==== DATA SUPPLIED

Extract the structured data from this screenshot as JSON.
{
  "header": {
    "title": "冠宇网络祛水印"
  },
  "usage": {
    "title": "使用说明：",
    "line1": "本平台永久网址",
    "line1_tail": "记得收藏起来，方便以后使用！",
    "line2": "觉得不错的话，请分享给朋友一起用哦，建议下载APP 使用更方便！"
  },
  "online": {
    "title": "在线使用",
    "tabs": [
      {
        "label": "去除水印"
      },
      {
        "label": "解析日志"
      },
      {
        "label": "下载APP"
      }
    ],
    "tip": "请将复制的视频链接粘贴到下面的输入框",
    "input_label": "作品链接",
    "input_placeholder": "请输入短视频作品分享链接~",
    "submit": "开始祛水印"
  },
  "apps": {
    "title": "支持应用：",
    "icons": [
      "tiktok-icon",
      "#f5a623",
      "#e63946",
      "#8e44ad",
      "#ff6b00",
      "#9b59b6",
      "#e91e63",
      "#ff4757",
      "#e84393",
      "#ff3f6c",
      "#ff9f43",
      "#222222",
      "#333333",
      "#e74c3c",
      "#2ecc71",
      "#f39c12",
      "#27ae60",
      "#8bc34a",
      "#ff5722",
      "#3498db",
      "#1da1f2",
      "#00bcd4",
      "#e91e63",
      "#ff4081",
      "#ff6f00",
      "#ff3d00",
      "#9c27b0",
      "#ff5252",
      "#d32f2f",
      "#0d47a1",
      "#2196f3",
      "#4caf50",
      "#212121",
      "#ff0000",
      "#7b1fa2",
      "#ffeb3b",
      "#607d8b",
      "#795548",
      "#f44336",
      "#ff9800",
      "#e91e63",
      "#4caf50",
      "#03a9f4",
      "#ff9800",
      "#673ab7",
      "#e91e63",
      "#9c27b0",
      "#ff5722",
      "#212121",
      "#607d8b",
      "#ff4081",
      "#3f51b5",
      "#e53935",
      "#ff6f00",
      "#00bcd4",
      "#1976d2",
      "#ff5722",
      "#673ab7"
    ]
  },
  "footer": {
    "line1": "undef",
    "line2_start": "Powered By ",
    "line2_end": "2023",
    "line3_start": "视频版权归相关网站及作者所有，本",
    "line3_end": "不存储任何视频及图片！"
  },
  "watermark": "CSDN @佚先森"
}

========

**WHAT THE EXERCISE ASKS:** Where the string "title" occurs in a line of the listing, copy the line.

**TASK SOLUTION:**
    "title": "冠宇网络祛水印"
    "title": "使用说明：",
    "title": "在线使用",
    "title": "支持应用：",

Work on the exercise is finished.